I think making sure the wider church knew what eLM was and what it could do. So a public profile for eLM, which has been important, and from what I hear, the Church supports what I’ve been doing. People might wish we were doing things slightly differently and so on, but in general, when we’ve had financial challenges in the last couple of years and so on, people have wanted eLM to do the right thing in terms of being good stewards with the money. They don’t want to cut eLM, they want eLM to stay strong and resourceful for the Church.
Is there anything you haven’t quite finished that you would have liked to?
I think eLM’s culture internally and externally is probably a work in progress. Pre-COVID, we wanted to do some anti-racism training to ensure we were more able to work in the CALD space , but COVID more or less crashed in on that and delayed it.
I have enjoyed the big things, like the Covenanting Guide and getting that out there and Money For Mission. One of my colleagues called me “dogged” (laughs). I just keep on doing and that links back to my physio days, like I used to run marathons and stuff like that, and I still try and do some endurance events in cycling and so on.
You can have a general goal, but what matters is what you do each day that brings you closer to that goal. I’m very good at doing what needs to be done this day to get to that end goal.
Do you mind if I ask how old you are?
I’m turning 68 this week.
How long did it take you to come to the decision to retire?
My placement concludes and I just felt I’d been doing this job for five years and, at 68, it’s probably helpful if someone else comes into this space and adds a different colour and shape and so on. Things become more robust when there’s a different emphasis and so forth. I’ve done my best.
Any advice for your successor then?
That says to me you have plenty, but you don’t want to elaborate and that’s fine. What’s next for you, beyond retiring?

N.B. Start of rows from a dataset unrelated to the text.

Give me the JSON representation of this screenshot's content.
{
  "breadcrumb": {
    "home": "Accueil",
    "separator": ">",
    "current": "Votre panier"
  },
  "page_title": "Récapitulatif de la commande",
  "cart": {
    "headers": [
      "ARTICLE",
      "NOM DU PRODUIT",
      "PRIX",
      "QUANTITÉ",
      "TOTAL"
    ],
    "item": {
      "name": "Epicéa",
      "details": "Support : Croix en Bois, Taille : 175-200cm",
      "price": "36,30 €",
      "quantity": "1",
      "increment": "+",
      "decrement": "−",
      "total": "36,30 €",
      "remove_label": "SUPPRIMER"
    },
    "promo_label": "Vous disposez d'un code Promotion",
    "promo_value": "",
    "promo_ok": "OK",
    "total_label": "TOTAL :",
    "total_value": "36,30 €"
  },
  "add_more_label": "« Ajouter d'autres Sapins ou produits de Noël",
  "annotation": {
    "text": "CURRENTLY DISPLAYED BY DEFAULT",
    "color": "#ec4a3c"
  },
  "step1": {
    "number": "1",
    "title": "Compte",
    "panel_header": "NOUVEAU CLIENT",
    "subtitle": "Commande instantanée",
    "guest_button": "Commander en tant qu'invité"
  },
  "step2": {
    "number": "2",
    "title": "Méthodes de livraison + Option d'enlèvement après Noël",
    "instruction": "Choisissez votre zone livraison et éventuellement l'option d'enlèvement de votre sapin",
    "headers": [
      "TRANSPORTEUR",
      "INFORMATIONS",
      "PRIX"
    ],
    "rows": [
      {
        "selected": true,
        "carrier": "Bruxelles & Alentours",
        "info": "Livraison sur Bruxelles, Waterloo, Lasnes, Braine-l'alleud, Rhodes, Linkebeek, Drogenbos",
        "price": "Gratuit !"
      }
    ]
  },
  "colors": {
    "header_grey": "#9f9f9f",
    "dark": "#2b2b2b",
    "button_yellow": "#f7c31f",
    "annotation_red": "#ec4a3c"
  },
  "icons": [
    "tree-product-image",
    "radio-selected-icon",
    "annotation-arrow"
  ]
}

I’m hoping to teach one unit at Pilgrim Theological College on leadership, if we get the numbers. I’ve said I want 12 people in the classroom and I think we’re up to 10, but generally I don’t want to do anything for a while. I want to allow other things to come. I’ve got a younger brother who’s recently retired from the police force and his advice was unless you stop doing things, new things won’t come. So I feel like I just want stop for a while and see what else might come.